This is a bifacial knife from the Faiyum A (Fayum A) Neolithic, made from the typical brown flint of this region. Fayum is a large oasis in Lower Egypt with a permanent lake in the Egyptian Western Desert.
In the Middle and Lower Egyptian Nile Valley farming and herding were just beginning to be established between 5500–4500 BC, and therefore nearly at the same time, when the Middle European landscape was transformed by the Linear Pottery Culture. Since the Neolithic transition had occurred much earlier in southwest Asia, it seems strange that the Neolithic economy appeared so much later in Egypt. For an explanation of this fact, several factors could be of importance:
- The Sinai Peninsula, too dry for farming, provided an effective barrier for the flow of farming technology between the southern Levant.

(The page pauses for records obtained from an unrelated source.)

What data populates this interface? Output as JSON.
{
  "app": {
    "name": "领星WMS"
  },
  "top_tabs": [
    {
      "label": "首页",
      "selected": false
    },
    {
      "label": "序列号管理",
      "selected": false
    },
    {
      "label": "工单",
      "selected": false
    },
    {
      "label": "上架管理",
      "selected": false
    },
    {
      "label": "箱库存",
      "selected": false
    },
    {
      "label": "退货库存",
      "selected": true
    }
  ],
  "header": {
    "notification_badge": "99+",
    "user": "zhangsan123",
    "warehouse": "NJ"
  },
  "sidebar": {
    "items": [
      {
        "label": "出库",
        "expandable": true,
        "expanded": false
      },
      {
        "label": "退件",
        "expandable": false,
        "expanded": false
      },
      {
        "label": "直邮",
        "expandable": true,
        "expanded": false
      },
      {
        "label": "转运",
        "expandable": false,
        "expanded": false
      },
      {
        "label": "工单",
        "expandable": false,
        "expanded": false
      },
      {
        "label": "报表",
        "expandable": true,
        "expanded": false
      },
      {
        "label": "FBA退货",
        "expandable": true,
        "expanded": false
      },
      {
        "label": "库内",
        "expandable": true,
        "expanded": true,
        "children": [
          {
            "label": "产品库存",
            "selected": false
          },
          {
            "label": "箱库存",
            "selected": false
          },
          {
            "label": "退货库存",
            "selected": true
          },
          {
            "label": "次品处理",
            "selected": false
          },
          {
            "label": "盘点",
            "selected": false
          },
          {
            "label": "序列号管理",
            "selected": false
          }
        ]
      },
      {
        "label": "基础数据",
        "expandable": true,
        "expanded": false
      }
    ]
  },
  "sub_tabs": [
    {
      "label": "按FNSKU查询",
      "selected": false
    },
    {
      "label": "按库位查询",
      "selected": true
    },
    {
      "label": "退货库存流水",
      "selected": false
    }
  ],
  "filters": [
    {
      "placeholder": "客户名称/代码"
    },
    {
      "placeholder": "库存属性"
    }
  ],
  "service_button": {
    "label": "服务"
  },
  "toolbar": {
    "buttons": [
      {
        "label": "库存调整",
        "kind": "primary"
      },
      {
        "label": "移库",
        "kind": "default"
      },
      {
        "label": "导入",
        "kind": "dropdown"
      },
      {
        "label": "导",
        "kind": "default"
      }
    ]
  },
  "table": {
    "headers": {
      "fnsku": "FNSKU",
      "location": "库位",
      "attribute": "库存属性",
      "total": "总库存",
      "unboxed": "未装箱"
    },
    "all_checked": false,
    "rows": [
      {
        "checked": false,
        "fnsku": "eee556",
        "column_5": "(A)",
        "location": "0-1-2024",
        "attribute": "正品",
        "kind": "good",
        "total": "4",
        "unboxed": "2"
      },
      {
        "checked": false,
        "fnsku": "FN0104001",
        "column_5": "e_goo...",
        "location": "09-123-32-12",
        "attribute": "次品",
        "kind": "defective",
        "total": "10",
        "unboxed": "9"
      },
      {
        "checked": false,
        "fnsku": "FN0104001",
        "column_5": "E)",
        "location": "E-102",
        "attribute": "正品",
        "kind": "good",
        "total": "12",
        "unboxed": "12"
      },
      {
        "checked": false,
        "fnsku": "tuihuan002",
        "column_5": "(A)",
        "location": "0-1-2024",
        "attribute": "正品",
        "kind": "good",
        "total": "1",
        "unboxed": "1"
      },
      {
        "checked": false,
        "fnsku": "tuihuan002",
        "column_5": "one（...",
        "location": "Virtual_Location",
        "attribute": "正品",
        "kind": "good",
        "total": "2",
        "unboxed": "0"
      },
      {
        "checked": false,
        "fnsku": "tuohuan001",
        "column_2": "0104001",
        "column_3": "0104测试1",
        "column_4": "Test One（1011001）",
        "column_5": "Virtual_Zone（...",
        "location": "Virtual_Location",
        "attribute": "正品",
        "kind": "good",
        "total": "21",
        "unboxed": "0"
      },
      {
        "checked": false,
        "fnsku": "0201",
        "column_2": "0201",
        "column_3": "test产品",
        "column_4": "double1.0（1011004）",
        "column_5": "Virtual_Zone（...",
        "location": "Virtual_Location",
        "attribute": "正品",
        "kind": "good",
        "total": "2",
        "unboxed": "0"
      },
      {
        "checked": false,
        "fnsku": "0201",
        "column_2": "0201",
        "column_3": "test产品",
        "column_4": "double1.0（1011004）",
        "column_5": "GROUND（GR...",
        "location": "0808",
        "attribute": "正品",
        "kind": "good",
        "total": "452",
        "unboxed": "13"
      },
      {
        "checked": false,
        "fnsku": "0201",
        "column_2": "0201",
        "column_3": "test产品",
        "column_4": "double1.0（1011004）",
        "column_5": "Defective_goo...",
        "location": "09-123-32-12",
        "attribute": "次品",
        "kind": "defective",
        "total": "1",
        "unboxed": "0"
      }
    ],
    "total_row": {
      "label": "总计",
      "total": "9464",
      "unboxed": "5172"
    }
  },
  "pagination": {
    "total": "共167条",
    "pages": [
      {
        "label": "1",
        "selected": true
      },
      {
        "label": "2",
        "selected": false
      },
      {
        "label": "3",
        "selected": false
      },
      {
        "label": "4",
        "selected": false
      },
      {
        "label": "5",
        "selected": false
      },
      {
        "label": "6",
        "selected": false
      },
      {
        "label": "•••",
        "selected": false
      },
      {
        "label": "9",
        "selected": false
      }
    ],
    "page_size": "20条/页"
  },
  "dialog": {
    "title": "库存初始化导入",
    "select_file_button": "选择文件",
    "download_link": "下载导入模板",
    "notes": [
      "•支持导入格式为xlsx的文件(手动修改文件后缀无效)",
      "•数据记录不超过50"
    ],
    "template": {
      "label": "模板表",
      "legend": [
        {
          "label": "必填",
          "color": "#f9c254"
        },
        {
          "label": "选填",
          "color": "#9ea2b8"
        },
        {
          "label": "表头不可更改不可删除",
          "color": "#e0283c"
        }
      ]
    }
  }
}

And Egypt
- None of the species of wild plants or animals that later became domesticated, with the possible exception of cattle, were present in Egypt at the end of the Pleistocene
- During the early Holocene, the Nile Valley was extremely rich of natural resources, with no further need to supplement this subsistence with farming and herding
- Much information about the final Epipaleolithic and early Neolithic transition in the Nil-valley is buried under thick sediments especially if such settlements were located next to the river
Most sites of the Fayum Neolithic (also called Fayum A) were found at the northern rim of the Fayum, first excavated by Caton-Thompson andGardner (1924-1926). While these sites show evidence of domesticated cereals, sheep and goat, there is no evidence of permanent houses or villages. Therefore many researchers have suggested that the inhabitants of Fayum were nomadic hunters and fishers that used only parts of the “Neolithic package” in addition to their original lifestyle. In this respect the Fayum people may be compared with the Ertebølle people 4000 km away at the Shores of the Baltic Sea( http://www.aggsbach.de/2010/09/the-erteb%c3%b8lle-lifestyle/) .
Noriyuki Shirai from the Leiden University argued, that the timing of the advent of farming in the Fayum can be estimated by the presence of peculiar sickle blades during the early Neolithic of this area. Neolithic sickle blades at Fayum and in Lower Egypt are bifacially-retouched and deeply serrated on their working edge. Such sickle blades are known from early Levantine Pottery Neolithic sites (the Yarmukian, and Lodian [Jericho IX]), dated to the early 6th millennium cal. BC.
It seems reasonable to consider that specific Neolithic techniques were accepted in Lower Egypt not earlier than during the early 6th millennium cal. BC. This process was possibly triggered by a climatic and environmental change around 6200 cal. BC, that finally lead to the desiccation of the southern Levant, Negev and Sinai and to changes of the rain regime in these areas and in Lower Egypt. These changes enabled for the first time during the Holocene winter crops like Levantine wheat and barley to thrive Northern Egypt. The people of Fayum adopted farming and herding into their lifestyle, but without abandon their major subsistence forms of hunting and fishing for the next millennium.
I recently (13.02.2011) recognized, that the thesis of Noriyuki Shirai can be download at:https://openaccess.leidenuniv.nl/handle/1887/15339
Anyhow, do not miss to buy the book, when it becomes available in the bookstores in 2011!